» Directions for this task
All records that follow are to be output exactly.
****
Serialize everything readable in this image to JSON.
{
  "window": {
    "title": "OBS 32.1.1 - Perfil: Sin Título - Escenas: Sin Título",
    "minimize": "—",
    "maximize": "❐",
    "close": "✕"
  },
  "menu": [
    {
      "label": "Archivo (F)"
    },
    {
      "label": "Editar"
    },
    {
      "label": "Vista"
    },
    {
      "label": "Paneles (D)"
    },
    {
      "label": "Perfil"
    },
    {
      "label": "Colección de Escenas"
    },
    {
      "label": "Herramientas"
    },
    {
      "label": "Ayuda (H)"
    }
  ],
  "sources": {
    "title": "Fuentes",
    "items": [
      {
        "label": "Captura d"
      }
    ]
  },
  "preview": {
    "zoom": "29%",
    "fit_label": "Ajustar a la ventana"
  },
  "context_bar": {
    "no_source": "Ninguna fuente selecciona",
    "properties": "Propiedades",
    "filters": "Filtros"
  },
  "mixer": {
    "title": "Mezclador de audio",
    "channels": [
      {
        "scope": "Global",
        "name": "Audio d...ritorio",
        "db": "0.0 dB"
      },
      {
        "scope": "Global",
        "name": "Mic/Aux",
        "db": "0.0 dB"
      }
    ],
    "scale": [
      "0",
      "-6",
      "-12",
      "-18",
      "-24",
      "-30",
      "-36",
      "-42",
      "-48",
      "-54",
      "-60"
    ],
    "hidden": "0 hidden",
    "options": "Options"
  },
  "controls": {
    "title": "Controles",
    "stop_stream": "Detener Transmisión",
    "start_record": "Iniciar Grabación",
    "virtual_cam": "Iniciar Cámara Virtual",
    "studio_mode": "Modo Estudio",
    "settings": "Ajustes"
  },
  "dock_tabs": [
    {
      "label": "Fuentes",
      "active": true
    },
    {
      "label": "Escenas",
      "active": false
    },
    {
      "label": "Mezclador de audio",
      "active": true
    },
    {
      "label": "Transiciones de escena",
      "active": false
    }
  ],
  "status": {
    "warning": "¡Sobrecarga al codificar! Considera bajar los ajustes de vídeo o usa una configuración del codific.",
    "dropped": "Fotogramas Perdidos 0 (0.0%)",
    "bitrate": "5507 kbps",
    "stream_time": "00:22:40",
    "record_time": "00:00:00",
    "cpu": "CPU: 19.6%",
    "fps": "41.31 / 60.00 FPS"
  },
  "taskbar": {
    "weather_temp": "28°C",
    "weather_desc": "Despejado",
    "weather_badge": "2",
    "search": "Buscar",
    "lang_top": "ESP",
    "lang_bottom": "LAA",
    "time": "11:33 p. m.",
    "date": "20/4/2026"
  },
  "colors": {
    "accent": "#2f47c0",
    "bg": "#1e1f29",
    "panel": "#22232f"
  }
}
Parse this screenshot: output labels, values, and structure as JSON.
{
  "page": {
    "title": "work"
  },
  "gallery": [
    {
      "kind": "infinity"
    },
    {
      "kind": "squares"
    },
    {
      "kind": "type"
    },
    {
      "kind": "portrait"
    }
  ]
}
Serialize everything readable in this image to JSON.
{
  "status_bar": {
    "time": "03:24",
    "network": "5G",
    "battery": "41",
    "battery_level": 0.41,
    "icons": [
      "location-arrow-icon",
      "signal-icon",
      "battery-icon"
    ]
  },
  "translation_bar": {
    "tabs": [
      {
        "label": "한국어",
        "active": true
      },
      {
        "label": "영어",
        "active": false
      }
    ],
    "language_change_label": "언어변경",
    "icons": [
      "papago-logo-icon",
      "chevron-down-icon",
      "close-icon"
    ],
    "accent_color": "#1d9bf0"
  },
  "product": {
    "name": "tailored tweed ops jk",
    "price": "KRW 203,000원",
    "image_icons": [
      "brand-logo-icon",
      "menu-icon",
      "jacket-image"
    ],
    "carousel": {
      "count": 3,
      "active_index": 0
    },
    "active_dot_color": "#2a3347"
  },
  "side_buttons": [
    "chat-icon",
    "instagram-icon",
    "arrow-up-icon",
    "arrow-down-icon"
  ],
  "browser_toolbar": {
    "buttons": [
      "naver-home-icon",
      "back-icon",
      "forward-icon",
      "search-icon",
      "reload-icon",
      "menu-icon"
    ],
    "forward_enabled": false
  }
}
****
» Response below
Serialize everything readable in this image to JSON.
{
  "window": {
    "title": "OBS 32.1.1 - Perfil: Sin Título - Escenas: Sin Título",
    "minimize": "—",
    "maximize": "❐",
    "close": "✕"
  },
  "menu": [
    {
      "label": "Archivo (F)"
    },
    {
      "label": "Editar"
    },
    {
      "label": "Vista"
    },
    {
      "label": "Paneles (D)"
    },
    {
      "label": "Perfil"
    },
    {
      "label": "Colección de Escenas"
    },
    {
      "label": "Herramientas"
    },
    {
      "label": "Ayuda (H)"
    }
  ],
  "sources": {
    "title": "Fuentes",
    "items": [
      {
        "label": "Captura d"
      }
    ]
  },
  "preview": {
    "zoom": "29%",
    "fit_label": "Ajustar a la ventana"
  },
  "context_bar": {
    "no_source": "Ninguna fuente selecciona",
    "properties": "Propiedades",
    "filters": "Filtros"
  },
  "mixer": {
    "title": "Mezclador de audio",
    "channels": [
      {
        "scope": "Global",
        "name": "Audio d...ritorio",
        "db": "0.0 dB"
      },
      {
        "scope": "Global",
        "name": "Mic/Aux",
        "db": "0.0 dB"
      }
    ],
    "scale": [
      "0",
      "-6",
      "-12",
      "-18",
      "-24",
      "-30",
      "-36",
      "-42",
      "-48",
      "-54",
      "-60"
    ],
    "hidden": "0 hidden",
    "options": "Options"
  },
  "controls": {
    "title": "Controles",
    "stop_stream": "Detener Transmisión",
    "start_record": "Iniciar Grabación",
    "virtual_cam": "Iniciar Cámara Virtual",
    "studio_mode": "Modo Estudio",
    "settings": "Ajustes"
  },
  "dock_tabs": [
    {
      "label": "Fuentes",
      "active": true
    },
    {
      "label": "Escenas",
      "active": false
    },
    {
      "label": "Mezclador de audio",
      "active": true
    },
    {
      "label": "Transiciones de escena",
      "active": false
    }
  ],
  "status": {
    "warning": "¡Sobrecarga al codificar! Considera bajar los ajustes de vídeo o usa una configuración del codific.",
    "dropped": "Fotogramas Perdidos 0 (0.0%)",
    "bitrate": "5507 kbps",
    "stream_time": "00:22:40",
    "record_time": "00:00:00",
    "cpu": "CPU: 19.6%",
    "fps": "41.31 / 60.00 FPS"
  },
  "taskbar": {
    "weather_temp": "28°C",
    "weather_desc": "Despejado",
    "weather_badge": "2",
    "search": "Buscar",
    "lang_top": "ESP",
    "lang_bottom": "LAA",
    "time": "11:33 p. m.",
    "date": "20/4/2026"
  },
  "colors": {
    "accent": "#2f47c0",
    "bg": "#1e1f29",
    "panel": "#22232f"
  }
}
Parse this screenshot: output labels, values, and structure as JSON.
{
  "page": {
    "title": "work"
  },
  "gallery": [
    {
      "kind": "infinity"
    },
    {
      "kind": "squares"
    },
    {
      "kind": "type"
    },
    {
      "kind": "portrait"
    }
  ]
}
Serialize everything readable in this image to JSON.
{
  "status_bar": {
    "time": "03:24",
    "network": "5G",
    "battery": "41",
    "battery_level": 0.41,
    "icons": [
      "location-arrow-icon",
      "signal-icon",
      "battery-icon"
    ]
  },
  "translation_bar": {
    "tabs": [
      {
        "label": "한국어",
        "active": true
      },
      {
        "label": "영어",
        "active": false
      }
    ],
    "language_change_label": "언어변경",
    "icons": [
      "papago-logo-icon",
      "chevron-down-icon",
      "close-icon"
    ],
    "accent_color": "#1d9bf0"
  },
  "product": {
    "name": "tailored tweed ops jk",
    "price": "KRW 203,000원",
    "image_icons": [
      "brand-logo-icon",
      "menu-icon",
      "jacket-image"
    ],
    "carousel": {
      "count": 3,
      "active_index": 0
    },
    "active_dot_color": "#2a3347"
  },
  "side_buttons": [
    "chat-icon",
    "instagram-icon",
    "arrow-up-icon",
    "arrow-down-icon"
  ],
  "browser_toolbar": {
    "buttons": [
      "naver-home-icon",
      "back-icon",
      "forward-icon",
      "search-icon",
      "reload-icon",
      "menu-icon"
    ],
    "forward_enabled": false
  }
}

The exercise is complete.